Today is Data Security Day. You've educated your staff about limiting access to sensitive information, locking up confidential paperwork, and securing the network. But Latanya Sweeney, the FTC’s new Chief Technologist, just clued us in about a potential security vulnerability you, your HR team, and your web master can do something right now to correct.
When an ad purports to show a “right before your eyes” demonstration of a product in action, the visual must be a truthful representation of what it can do. If that’s not the case, both the advertiser and the ad agency can find themselves in law enforcement quicksand. That may have been news to Don Draper and his colleagues at Sterling Cooper in the early 60s, but it’s been a well-established legal tenet since then. The FTC&
Business may seem borderless these days, but it’s important that companies honor applicable legal principles. That’s especially true when it comes to privacy. The good news for U.S.

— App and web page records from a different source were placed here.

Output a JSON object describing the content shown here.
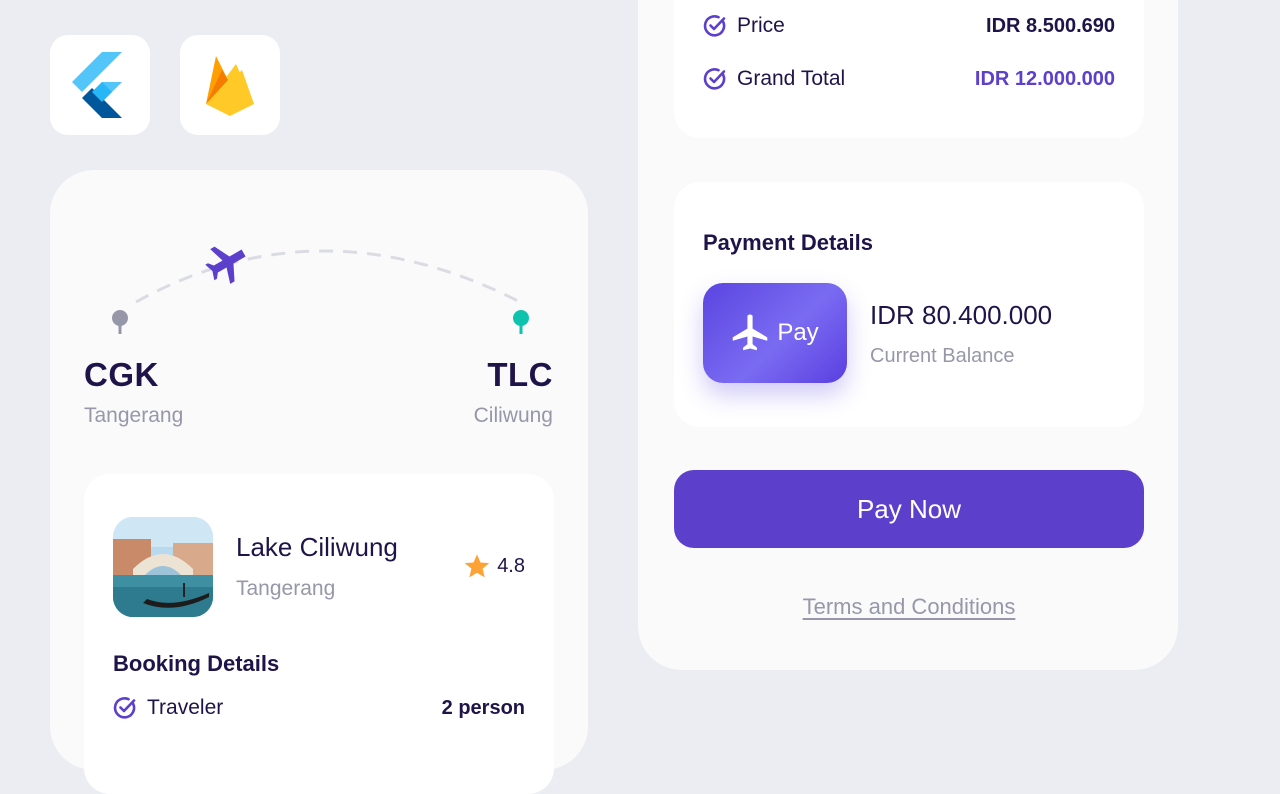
{
  "logos": {
    "flutter": "flutter-logo",
    "firebase": "firebase-logo"
  },
  "route": {
    "origin": {
      "code": "CGK",
      "city": "Tangerang"
    },
    "destination": {
      "code": "TLC",
      "city": "Ciliwung"
    }
  },
  "destination_card": {
    "name": "Lake Ciliwung",
    "city": "Tangerang",
    "rating": "4.8"
  },
  "booking": {
    "title": "Booking Details",
    "rows": [
      {
        "label": "Traveler",
        "value": "2 person"
      }
    ]
  },
  "summary": {
    "rows": [
      {
        "label": "Price",
        "value": "IDR 8.500.690"
      },
      {
        "label": "Grand Total",
        "value": "IDR 12.000.000"
      }
    ]
  },
  "payment": {
    "title": "Payment Details",
    "method_label": "Pay",
    "balance": "IDR 80.400.000",
    "balance_label": "Current Balance"
  },
  "actions": {
    "pay_now": "Pay Now",
    "terms": "Terms and Conditions"
  },
  "colors": {
    "primary": "#5C40CC",
    "text": "#1F1449",
    "muted": "#9698A9",
    "accent_green": "#0EC3AE",
    "star": "#FFA235",
    "background": "#ECEDF2"
  }
}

What do dirty diapers and deceptive ads have in common? (We’ll pause a moment so you can add your own punch line.) Now that’s out of the way, the action against Portland-based Down to Earth Designs – consumers know them as gDiapers – is the FTC's latest effort to ensure the accuracy of environmental marketing claims. But even if green isn't your game, the case also offers insights into what the FTC calls "unqu
Whooping it up can be fun, but hooping it up – requiring consumers to jump through hoops to exercise their rights under the Fair Credit Report Act – is illegal. That’s one message businesses can take from the FTC’s $3.5 million settlement with TeleCheck.
It’s a simple concept really: Companies shouldn’t charge people for stuff without their express consent. That’s the law – and it’s always been the law. So when a company chooses to implement a billing process that, in effect, opens a tab for kids and lets them place “all sales final” charges on their parents’ credit cards with the click of a button – and without Mom or Dad’s express consent – it shouldn’t come as a surprise when law enforcement follows. That’s the story behind Read Full Post >>
They’re incredibly valuable. In the wrong hands, they can be dangerous. And they’re in your workplace right now. What are they? Your employees’ Social Security numbers. Are you taking commonsense steps to thwart tax identity theft at your business?
In a drive to encourage truth in auto advertising, the FTC has announced Operation Steer Clear – a coast-to-coast law enforcement sweep focusing on deceptive TV, newspaper, and online claims about sales, financing, and leasing. If you have clients in the auto industry, the lessons of Operation Steer Clear can help keep them on the right track.
Sprinkle it on food. Slather it on skin. Place drops under the tongue. Regardless of how consumers use your product, if you make weight loss claims, here’s a New Year’s resolution to consider: Make sure you have sound science to support what you say. That’s just one message marketers can take from FTC actions against Sensa, L’Occitane, HCG Diet Direct, and LeanSpa, settlements that will return big money back
Back in the day, consumers looking for a personalized product had to settle for a monogrammed hanky. GeneLink, Inc.